Streptococcus bacteria are opportunistic pathogens and ubiquitous colonisers of the human oral cavity and mucosae. They are often prominent members of the resident microbiota at these sites, reflecting their evolutionary adaptation to successful colonisation of their ecological niche. Despite facing often hostile environmental conditions, Streptococcus bacteria are able to associate with host tissues and with other microorganisms to form microbial communities (biofilms), the precise nature of which can have significant implications for both health and disease. Nonetheless, the underpinning mechanisms utilised by streptococci for biofilm and community development are not fully understood.

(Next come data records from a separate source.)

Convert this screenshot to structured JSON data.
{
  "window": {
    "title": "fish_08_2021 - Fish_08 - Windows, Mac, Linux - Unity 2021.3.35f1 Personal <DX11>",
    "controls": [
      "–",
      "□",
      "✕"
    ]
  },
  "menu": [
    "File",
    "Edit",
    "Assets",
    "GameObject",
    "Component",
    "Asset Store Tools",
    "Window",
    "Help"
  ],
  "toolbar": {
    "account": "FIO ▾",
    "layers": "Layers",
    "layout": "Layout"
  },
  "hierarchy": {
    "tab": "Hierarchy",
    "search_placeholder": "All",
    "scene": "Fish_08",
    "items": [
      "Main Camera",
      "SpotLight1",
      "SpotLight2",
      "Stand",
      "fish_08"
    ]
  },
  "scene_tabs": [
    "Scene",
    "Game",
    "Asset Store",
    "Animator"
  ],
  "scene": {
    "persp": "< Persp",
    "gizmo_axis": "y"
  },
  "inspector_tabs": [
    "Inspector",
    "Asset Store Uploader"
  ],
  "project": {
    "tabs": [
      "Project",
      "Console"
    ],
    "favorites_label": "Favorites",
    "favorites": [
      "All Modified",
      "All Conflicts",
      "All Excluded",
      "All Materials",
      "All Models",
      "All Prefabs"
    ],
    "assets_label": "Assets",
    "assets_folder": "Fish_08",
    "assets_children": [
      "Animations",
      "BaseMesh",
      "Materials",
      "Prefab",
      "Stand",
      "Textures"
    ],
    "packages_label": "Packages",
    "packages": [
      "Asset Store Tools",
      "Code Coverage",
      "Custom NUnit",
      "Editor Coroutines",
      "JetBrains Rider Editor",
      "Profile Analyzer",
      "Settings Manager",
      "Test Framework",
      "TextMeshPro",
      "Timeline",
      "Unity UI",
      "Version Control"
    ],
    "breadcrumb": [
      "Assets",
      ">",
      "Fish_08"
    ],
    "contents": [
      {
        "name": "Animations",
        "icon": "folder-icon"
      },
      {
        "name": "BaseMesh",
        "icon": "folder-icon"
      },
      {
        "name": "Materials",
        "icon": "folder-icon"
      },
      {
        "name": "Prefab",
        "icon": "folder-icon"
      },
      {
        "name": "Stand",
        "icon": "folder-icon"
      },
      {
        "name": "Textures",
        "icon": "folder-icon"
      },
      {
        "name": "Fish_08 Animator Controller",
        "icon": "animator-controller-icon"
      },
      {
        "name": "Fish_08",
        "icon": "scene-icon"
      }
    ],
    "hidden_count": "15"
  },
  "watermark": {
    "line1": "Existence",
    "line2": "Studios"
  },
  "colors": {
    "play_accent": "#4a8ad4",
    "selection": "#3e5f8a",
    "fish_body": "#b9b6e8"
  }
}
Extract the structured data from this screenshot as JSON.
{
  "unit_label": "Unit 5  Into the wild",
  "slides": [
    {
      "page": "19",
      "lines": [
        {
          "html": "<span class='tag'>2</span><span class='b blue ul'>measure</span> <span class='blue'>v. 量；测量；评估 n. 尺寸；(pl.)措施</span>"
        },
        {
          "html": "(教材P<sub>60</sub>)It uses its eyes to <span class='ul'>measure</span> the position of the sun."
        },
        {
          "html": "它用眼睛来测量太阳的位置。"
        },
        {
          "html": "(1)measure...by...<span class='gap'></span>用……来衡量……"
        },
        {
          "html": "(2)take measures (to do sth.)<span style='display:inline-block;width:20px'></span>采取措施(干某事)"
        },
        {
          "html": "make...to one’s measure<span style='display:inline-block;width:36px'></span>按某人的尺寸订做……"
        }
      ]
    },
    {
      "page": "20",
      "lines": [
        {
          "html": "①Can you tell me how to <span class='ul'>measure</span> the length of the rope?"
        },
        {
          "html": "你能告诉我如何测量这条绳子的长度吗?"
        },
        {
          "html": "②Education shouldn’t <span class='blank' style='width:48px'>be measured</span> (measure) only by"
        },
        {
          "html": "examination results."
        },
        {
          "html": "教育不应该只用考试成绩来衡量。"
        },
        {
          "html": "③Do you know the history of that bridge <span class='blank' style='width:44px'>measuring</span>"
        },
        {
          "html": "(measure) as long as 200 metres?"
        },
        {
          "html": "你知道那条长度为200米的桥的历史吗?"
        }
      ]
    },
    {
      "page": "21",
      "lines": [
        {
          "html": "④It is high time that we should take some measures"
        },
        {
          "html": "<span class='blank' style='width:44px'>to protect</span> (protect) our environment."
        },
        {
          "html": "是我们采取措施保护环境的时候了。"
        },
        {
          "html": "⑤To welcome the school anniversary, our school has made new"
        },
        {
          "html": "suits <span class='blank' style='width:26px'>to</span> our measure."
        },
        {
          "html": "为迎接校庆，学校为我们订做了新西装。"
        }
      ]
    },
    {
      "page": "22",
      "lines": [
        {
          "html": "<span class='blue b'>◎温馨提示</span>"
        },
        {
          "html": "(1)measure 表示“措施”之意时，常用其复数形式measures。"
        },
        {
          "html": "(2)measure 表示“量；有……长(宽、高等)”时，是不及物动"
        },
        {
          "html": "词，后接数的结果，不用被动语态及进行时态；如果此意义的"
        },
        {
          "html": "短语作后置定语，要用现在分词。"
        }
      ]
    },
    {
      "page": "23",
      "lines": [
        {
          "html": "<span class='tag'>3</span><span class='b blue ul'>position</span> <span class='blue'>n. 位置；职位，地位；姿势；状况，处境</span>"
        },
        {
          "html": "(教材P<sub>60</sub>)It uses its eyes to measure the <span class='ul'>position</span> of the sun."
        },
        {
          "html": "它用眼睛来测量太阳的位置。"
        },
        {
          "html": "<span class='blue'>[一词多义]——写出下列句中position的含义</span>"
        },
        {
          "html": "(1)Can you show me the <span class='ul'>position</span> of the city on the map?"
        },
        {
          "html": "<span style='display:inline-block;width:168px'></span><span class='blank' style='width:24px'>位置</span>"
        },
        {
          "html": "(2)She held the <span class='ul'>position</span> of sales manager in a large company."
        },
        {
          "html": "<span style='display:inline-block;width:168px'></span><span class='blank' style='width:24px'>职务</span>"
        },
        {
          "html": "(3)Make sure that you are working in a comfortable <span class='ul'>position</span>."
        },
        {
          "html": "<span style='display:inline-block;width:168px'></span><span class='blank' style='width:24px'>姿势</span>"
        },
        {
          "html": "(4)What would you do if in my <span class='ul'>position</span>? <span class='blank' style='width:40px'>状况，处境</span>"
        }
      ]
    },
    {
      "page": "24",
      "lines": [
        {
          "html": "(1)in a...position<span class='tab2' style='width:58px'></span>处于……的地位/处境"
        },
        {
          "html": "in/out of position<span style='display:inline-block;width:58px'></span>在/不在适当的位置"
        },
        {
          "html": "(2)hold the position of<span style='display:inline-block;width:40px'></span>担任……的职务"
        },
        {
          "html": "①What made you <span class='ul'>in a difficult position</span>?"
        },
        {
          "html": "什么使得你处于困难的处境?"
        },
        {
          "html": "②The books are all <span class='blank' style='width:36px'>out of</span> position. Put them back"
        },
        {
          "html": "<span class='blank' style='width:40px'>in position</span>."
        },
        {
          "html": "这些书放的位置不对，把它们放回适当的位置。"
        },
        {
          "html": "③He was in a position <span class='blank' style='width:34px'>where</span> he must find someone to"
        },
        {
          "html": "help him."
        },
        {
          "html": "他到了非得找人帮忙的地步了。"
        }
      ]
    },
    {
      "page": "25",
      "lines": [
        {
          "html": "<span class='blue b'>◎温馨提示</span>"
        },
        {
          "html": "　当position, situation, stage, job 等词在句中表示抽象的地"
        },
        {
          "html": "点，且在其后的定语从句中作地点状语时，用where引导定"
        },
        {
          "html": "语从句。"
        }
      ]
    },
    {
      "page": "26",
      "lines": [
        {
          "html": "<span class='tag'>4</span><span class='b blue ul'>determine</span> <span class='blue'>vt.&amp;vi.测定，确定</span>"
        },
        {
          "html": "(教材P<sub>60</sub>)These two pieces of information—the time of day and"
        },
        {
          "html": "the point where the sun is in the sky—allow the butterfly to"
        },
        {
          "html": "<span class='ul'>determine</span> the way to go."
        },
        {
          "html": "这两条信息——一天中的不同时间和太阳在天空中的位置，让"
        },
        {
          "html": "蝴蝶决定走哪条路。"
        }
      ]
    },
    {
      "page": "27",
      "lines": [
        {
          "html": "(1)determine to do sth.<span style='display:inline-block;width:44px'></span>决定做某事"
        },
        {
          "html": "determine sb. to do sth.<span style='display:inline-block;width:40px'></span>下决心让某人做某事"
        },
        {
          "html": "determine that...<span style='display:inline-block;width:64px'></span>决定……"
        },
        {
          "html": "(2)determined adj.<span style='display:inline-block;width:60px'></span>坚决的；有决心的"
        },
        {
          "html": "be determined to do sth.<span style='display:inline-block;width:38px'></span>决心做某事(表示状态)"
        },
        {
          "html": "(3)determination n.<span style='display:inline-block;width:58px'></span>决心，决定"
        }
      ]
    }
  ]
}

This project forms part of an exciting programme of research within the Oral Microbiology group to decipher the molecular basis of Streptococcus colonisation and pathogenesis. The objectives of this project are to utilise genetic-, biochemical- and cell culture-based techniques to determine the molecular mechanisms of streptococcal biofilm formation, and of interplay with other microbes and host tissues. Identification of the molecular determinants that influence Streptococcus colonisation and pathogenesis could lead to the development of novel strategies to combat streptococcal disease. This project will therefore provide an excellent opportunity to develop a wide range of interdisciplinary skills within a vibrant research team addressing significant biomedical problems.